Exercise instructions: Whenever a line contains the string "chevron", copy it out of the entries.
Available data Start Marker
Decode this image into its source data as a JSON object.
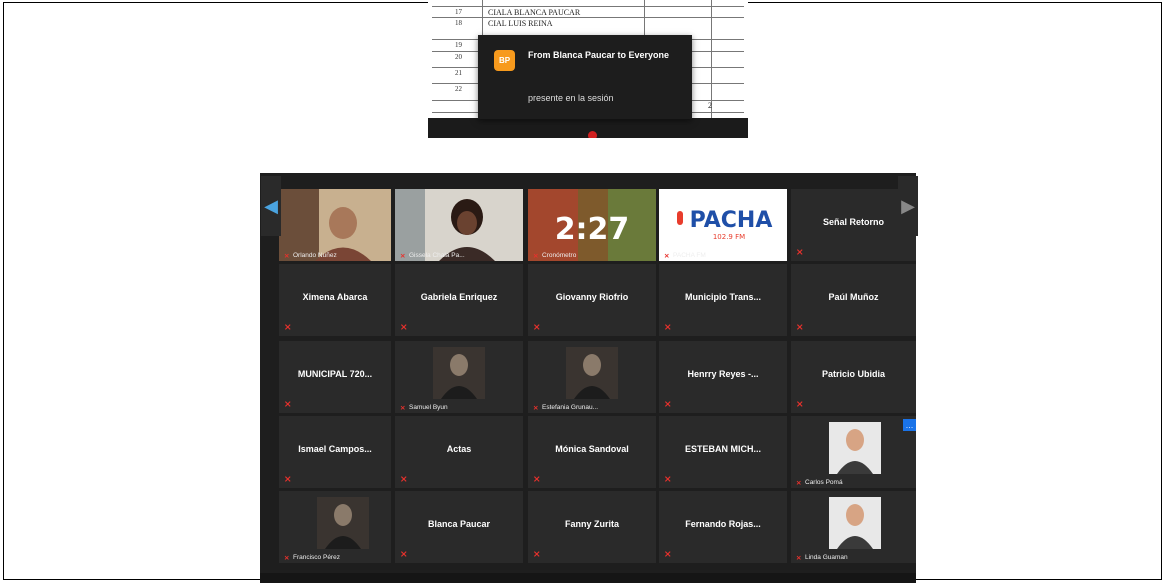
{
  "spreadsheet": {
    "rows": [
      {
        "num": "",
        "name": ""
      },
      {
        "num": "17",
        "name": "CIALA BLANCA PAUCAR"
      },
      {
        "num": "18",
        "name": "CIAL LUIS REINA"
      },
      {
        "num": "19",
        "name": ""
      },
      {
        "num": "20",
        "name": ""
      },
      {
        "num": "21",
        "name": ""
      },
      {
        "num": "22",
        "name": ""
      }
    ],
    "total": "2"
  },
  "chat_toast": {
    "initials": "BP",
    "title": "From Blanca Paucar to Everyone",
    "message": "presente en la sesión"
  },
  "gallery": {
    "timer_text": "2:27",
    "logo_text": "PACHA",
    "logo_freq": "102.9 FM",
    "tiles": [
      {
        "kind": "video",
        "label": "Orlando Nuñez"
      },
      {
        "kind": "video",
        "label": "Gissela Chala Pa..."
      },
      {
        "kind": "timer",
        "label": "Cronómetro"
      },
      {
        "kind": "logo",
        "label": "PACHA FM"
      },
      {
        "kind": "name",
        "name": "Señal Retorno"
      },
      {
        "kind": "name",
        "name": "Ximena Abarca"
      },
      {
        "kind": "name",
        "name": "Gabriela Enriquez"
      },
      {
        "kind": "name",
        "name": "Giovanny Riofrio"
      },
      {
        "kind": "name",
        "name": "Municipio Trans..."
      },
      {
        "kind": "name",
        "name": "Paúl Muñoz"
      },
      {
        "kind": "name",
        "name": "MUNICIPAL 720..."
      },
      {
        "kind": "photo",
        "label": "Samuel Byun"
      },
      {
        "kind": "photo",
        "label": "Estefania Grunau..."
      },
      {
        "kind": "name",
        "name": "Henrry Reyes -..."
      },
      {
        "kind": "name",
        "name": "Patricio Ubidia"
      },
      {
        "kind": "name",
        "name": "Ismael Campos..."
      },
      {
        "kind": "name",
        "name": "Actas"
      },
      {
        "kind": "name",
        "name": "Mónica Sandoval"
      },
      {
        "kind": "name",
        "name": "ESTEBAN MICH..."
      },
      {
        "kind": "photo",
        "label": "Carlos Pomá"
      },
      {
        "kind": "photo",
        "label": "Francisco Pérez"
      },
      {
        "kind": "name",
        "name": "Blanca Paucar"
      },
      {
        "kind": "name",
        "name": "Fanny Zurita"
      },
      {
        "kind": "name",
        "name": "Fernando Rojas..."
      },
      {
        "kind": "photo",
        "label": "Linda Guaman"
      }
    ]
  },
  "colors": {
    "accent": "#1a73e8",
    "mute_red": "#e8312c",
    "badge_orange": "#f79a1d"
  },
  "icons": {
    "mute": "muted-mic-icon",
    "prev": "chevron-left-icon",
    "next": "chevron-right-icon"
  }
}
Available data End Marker
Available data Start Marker
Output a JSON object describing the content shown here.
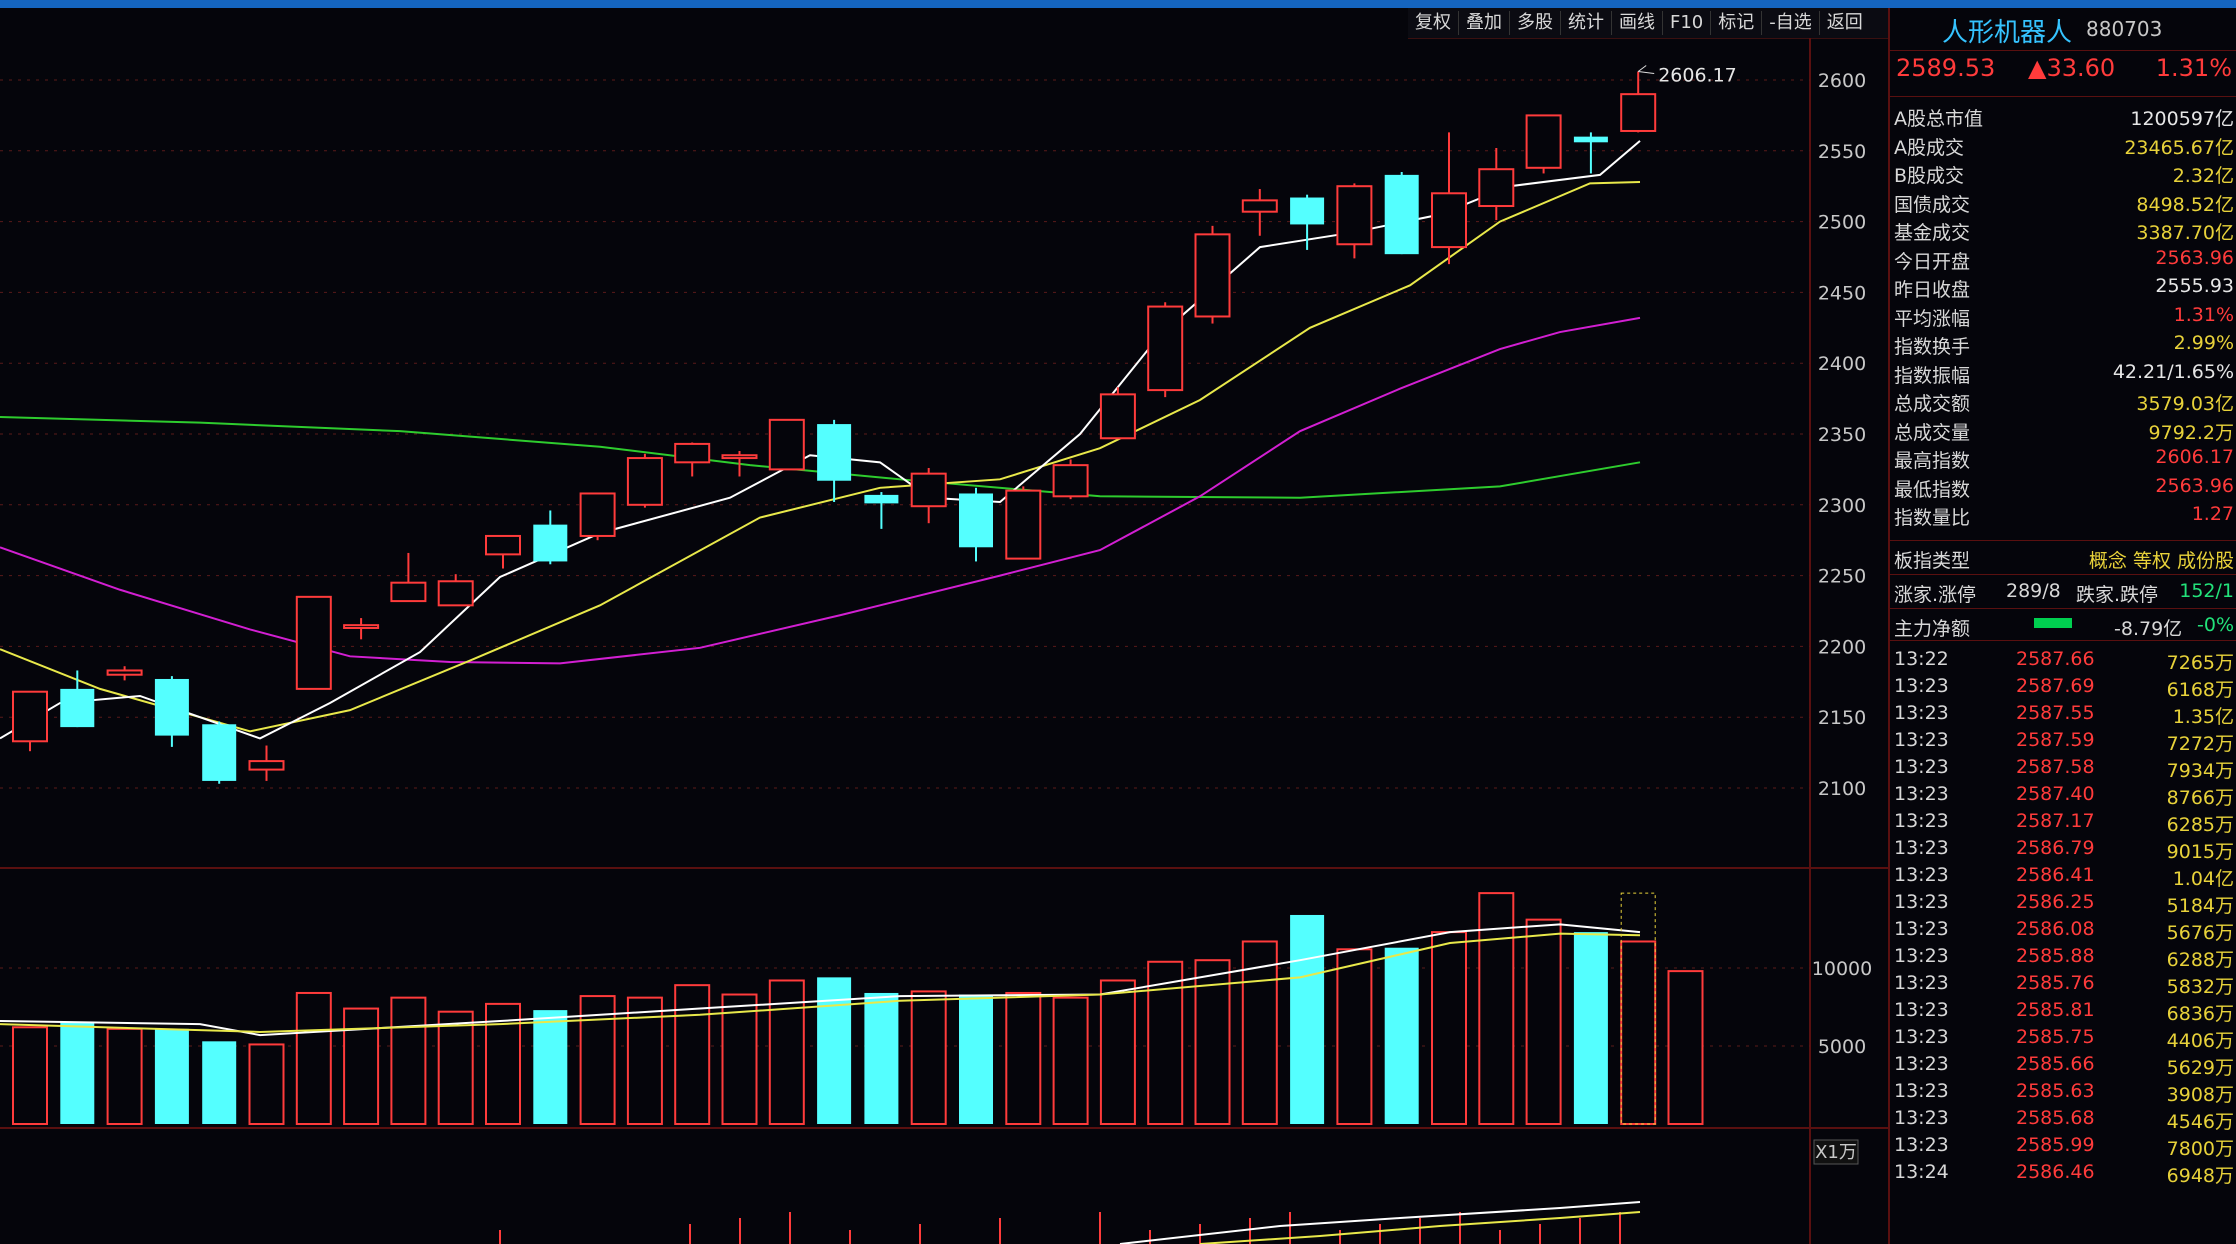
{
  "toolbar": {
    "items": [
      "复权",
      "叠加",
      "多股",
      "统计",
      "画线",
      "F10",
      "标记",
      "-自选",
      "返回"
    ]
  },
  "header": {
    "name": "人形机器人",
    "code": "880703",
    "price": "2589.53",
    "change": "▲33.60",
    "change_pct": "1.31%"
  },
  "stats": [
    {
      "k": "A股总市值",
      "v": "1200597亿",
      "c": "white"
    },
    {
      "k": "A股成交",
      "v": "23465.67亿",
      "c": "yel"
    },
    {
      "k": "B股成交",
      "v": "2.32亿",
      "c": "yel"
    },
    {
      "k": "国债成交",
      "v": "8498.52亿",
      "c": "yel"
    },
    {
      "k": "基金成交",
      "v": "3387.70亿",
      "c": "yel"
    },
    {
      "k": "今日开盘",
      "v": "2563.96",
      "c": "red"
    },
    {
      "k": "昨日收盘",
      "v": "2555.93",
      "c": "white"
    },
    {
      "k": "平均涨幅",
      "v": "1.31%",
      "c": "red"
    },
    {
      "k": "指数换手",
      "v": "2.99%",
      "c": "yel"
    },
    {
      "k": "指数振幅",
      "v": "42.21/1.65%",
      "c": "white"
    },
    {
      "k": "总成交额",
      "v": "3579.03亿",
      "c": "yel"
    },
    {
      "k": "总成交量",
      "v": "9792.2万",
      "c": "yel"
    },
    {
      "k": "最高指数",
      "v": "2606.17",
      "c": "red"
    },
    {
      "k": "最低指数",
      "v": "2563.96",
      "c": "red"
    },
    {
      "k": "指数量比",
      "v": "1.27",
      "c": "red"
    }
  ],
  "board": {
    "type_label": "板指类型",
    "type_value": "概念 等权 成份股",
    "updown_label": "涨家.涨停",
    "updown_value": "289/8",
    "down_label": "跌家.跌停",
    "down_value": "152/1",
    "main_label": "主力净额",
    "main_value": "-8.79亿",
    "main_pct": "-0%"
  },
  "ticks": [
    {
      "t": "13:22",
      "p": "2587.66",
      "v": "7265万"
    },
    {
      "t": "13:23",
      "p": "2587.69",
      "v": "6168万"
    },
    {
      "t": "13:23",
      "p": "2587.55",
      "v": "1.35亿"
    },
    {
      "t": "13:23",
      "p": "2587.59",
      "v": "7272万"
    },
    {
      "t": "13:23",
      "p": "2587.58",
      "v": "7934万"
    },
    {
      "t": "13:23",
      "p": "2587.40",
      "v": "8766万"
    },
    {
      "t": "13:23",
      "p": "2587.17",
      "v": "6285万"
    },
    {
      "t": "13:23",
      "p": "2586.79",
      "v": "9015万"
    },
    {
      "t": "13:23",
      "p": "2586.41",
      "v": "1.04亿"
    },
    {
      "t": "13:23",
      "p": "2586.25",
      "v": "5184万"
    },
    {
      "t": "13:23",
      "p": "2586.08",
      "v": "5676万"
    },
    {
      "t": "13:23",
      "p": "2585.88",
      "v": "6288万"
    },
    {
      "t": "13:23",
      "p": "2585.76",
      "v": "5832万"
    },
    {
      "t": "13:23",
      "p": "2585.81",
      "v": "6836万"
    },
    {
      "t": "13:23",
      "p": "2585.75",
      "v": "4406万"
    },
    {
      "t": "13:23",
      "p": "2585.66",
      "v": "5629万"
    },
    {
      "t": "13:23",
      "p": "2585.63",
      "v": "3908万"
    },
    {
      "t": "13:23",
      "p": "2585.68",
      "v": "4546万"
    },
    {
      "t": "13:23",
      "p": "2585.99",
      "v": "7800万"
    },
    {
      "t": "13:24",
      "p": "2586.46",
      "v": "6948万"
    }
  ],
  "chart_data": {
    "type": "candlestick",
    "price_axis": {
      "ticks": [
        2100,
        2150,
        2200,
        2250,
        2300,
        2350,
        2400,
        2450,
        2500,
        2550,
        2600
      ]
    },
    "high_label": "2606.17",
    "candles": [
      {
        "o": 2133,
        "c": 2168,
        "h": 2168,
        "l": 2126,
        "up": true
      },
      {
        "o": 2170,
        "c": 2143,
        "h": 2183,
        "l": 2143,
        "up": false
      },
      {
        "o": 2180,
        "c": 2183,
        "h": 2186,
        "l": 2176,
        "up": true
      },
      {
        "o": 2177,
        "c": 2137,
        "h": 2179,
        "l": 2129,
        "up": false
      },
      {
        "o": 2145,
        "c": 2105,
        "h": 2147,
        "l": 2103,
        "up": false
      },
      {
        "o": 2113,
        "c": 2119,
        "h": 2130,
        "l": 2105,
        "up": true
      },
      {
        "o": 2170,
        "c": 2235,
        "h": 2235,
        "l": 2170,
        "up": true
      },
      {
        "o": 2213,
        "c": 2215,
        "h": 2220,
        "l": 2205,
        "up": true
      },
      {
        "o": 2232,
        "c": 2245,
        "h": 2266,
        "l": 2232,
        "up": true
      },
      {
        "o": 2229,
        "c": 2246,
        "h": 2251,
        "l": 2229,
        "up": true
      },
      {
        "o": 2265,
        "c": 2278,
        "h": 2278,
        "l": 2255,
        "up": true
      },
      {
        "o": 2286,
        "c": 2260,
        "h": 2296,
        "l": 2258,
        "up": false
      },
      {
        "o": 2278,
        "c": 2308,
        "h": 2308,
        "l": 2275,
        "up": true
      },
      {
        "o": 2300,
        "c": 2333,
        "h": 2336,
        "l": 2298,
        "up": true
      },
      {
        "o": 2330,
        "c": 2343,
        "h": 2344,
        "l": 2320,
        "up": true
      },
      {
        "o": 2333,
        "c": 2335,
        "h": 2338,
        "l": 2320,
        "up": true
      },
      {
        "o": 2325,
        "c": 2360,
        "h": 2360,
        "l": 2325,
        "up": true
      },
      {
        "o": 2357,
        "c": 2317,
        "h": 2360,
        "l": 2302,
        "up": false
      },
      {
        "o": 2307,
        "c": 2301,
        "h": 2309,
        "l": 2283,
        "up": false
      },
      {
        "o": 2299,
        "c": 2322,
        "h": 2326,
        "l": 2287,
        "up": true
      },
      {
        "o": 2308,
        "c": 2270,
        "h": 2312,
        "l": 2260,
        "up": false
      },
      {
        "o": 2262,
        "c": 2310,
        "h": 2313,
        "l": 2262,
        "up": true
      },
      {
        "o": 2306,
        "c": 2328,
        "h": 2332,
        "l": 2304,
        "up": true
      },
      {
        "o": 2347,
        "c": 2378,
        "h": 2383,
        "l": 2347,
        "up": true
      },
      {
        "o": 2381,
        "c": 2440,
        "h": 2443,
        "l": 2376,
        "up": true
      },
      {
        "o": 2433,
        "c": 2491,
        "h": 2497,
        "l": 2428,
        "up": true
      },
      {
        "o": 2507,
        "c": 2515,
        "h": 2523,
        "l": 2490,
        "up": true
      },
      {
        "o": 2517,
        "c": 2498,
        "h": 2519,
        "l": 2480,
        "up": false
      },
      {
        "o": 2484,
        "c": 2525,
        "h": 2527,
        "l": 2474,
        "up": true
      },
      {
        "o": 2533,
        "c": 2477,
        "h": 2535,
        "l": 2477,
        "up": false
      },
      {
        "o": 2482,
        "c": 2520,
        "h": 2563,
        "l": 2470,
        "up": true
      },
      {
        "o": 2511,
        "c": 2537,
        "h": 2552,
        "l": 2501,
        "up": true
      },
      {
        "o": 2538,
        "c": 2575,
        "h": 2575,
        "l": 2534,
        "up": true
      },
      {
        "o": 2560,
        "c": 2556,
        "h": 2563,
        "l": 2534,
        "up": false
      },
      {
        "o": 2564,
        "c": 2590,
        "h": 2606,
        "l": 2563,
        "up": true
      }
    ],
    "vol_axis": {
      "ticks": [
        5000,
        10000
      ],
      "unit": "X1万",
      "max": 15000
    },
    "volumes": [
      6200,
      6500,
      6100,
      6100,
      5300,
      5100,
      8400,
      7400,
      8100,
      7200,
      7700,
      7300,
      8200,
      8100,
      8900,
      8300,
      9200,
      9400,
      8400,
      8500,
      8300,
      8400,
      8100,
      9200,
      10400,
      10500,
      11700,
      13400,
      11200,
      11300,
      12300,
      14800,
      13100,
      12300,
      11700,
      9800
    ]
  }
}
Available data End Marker
Output:
    "prev": "chevron-left-icon",
    "next": "chevron-right-icon"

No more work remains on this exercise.